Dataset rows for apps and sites
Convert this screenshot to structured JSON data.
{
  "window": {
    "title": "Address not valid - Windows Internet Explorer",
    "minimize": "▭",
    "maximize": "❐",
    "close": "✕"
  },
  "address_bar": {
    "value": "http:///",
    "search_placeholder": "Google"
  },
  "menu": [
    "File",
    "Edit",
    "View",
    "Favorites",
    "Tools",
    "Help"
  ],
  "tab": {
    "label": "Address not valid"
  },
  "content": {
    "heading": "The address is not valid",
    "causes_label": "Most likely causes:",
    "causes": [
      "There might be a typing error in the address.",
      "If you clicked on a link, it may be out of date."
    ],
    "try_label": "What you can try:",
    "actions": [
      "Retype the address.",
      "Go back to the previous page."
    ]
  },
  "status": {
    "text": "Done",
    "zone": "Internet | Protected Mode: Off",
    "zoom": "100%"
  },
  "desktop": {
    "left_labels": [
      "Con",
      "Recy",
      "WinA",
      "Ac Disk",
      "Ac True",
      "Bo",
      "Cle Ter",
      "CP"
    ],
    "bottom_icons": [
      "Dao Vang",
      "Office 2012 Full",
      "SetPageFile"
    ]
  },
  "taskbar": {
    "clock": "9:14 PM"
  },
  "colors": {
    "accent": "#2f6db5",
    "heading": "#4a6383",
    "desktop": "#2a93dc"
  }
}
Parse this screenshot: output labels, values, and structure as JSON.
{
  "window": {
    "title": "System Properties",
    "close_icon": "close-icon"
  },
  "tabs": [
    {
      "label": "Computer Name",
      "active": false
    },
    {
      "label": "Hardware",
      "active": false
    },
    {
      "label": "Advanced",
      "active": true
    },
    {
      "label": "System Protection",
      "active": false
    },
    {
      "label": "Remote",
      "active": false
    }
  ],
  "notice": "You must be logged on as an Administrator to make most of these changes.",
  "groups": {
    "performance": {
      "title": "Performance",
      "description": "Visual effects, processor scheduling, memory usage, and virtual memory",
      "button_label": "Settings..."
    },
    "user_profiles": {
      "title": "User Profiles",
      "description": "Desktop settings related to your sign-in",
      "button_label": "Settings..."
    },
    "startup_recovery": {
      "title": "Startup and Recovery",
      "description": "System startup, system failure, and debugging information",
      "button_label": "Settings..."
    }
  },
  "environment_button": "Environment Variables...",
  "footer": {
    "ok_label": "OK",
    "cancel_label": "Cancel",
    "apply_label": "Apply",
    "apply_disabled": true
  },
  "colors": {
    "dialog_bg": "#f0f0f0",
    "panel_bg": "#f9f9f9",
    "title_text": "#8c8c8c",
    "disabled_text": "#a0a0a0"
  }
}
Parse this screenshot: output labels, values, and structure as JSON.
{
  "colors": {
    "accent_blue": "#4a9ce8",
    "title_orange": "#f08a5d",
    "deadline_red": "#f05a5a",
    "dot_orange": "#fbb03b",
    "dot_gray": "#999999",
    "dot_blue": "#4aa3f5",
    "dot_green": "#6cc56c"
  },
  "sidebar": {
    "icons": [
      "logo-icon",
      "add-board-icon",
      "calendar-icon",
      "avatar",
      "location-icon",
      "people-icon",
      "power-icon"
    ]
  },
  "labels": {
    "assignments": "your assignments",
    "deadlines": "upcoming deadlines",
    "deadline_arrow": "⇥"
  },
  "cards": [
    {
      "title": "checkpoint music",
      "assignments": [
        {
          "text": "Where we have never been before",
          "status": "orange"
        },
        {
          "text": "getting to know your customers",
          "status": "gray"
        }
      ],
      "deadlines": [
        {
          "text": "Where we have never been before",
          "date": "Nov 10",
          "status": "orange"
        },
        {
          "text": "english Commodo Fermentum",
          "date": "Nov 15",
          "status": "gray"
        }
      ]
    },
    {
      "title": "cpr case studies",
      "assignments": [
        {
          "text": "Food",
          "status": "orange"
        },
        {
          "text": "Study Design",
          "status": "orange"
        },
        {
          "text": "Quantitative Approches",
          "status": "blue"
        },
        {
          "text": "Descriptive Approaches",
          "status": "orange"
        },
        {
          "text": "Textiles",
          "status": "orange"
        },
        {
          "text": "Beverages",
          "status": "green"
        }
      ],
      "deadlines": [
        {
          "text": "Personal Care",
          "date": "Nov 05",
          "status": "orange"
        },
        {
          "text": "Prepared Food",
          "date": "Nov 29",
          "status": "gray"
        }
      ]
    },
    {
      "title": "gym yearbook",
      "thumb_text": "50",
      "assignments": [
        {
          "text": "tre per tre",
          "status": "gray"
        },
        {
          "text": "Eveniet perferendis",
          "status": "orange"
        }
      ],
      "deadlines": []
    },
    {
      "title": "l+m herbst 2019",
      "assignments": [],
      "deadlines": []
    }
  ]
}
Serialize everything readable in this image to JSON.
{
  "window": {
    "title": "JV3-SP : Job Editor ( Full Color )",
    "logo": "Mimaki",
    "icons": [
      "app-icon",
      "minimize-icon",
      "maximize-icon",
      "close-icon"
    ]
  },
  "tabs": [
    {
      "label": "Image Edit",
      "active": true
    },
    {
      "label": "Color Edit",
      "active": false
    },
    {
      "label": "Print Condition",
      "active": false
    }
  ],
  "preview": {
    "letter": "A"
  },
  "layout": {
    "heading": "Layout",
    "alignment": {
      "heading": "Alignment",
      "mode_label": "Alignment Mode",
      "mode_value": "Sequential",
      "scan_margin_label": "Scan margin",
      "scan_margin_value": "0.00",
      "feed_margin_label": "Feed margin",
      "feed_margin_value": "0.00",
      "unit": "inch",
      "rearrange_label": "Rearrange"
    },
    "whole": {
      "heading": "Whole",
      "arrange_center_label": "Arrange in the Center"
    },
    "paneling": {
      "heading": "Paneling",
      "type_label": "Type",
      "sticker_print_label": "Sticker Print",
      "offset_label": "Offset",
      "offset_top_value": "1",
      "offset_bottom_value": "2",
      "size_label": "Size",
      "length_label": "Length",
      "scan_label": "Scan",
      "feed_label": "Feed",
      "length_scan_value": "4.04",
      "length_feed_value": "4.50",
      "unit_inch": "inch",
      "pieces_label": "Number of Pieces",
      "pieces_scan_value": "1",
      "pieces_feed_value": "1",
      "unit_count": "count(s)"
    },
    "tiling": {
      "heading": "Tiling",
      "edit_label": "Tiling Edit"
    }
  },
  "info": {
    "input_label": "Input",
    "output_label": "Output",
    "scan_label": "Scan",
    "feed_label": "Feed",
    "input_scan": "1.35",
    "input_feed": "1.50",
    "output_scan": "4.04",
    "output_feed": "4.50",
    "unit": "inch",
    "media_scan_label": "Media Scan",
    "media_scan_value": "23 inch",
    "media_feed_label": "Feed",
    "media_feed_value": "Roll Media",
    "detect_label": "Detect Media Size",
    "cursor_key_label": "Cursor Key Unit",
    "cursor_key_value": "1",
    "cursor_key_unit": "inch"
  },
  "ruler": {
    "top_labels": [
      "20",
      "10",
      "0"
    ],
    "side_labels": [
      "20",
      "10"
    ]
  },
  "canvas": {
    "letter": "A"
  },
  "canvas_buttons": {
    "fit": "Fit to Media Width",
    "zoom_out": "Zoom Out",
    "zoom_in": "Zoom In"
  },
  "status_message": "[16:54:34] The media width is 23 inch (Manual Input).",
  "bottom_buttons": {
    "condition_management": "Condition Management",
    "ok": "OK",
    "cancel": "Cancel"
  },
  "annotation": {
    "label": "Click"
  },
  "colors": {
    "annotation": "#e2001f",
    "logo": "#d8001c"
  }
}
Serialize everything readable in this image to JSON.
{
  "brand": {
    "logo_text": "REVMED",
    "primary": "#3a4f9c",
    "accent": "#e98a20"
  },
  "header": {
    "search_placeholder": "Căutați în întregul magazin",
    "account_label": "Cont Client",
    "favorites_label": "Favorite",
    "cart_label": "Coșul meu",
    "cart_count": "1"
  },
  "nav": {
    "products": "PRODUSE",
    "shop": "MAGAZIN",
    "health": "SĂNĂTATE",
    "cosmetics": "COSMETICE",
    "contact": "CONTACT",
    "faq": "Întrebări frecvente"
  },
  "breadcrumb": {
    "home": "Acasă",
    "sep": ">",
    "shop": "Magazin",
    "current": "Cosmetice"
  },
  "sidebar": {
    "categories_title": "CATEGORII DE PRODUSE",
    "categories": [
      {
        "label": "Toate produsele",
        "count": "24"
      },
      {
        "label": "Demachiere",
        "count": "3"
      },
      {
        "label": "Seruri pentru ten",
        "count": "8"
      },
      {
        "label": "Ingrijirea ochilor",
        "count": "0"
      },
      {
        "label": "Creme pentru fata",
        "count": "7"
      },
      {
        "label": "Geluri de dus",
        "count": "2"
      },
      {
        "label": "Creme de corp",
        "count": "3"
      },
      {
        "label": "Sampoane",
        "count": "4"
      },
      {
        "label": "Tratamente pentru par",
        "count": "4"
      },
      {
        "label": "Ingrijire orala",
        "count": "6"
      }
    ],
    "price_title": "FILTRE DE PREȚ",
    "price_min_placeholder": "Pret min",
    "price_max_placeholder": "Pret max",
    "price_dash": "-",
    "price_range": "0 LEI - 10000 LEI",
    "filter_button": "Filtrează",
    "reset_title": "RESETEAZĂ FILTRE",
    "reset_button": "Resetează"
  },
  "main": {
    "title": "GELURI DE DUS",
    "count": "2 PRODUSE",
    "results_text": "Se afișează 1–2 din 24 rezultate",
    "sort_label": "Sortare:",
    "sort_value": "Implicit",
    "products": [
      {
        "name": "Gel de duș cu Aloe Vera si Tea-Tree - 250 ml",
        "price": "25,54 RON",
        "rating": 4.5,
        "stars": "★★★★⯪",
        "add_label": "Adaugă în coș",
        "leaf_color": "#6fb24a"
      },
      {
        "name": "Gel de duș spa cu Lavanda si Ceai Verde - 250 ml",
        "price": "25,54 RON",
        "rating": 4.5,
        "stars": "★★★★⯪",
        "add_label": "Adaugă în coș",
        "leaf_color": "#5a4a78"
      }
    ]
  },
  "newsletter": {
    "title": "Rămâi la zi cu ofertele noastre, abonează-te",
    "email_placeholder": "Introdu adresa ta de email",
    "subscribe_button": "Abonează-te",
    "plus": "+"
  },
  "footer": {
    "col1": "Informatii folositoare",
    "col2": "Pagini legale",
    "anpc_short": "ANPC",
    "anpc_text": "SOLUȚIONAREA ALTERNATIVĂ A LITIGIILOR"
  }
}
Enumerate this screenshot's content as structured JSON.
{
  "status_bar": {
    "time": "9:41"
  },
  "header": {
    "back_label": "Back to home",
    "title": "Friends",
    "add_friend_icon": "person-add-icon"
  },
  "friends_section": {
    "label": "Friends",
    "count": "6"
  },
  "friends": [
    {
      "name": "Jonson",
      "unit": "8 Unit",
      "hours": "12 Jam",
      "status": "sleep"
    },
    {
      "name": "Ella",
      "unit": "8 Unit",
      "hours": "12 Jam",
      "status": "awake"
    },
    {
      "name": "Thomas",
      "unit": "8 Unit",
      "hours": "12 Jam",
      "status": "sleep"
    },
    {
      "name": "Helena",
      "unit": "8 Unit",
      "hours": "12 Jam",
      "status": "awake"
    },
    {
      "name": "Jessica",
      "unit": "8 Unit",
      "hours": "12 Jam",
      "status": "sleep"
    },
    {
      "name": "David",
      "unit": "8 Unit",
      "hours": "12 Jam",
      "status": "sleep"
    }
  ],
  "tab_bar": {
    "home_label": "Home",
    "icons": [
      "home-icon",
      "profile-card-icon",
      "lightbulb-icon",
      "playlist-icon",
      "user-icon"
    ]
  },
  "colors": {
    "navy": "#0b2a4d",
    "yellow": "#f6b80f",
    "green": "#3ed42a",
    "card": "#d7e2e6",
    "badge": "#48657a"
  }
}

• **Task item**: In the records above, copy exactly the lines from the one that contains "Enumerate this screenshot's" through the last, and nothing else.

• **Exercise solution**:
Enumerate this screenshot's content as structured JSON.
{
  "status_bar": {
    "time": "9:41"
  },
  "header": {
    "back_label": "Back to home",
    "title": "Friends",
    "add_friend_icon": "person-add-icon"
  },
  "friends_section": {
    "label": "Friends",
    "count": "6"
  },
  "friends": [
    {
      "name": "Jonson",
      "unit": "8 Unit",
      "hours": "12 Jam",
      "status": "sleep"
    },
    {
      "name": "Ella",
      "unit": "8 Unit",
      "hours": "12 Jam",
      "status": "awake"
    },
    {
      "name": "Thomas",
      "unit": "8 Unit",
      "hours": "12 Jam",
      "status": "sleep"
    },
    {
      "name": "Helena",
      "unit": "8 Unit",
      "hours": "12 Jam",
      "status": "awake"
    },
    {
      "name": "Jessica",
      "unit": "8 Unit",
      "hours": "12 Jam",
      "status": "sleep"
    },
    {
      "name": "David",
      "unit": "8 Unit",
      "hours": "12 Jam",
      "status": "sleep"
    }
  ],
  "tab_bar": {
    "home_label": "Home",
    "icons": [
      "home-icon",
      "profile-card-icon",
      "lightbulb-icon",
      "playlist-icon",
      "user-icon"
    ]
  },
  "colors": {
    "navy": "#0b2a4d",
    "yellow": "#f6b80f",
    "green": "#3ed42a",
    "card": "#d7e2e6",
    "badge": "#48657a"
  }
}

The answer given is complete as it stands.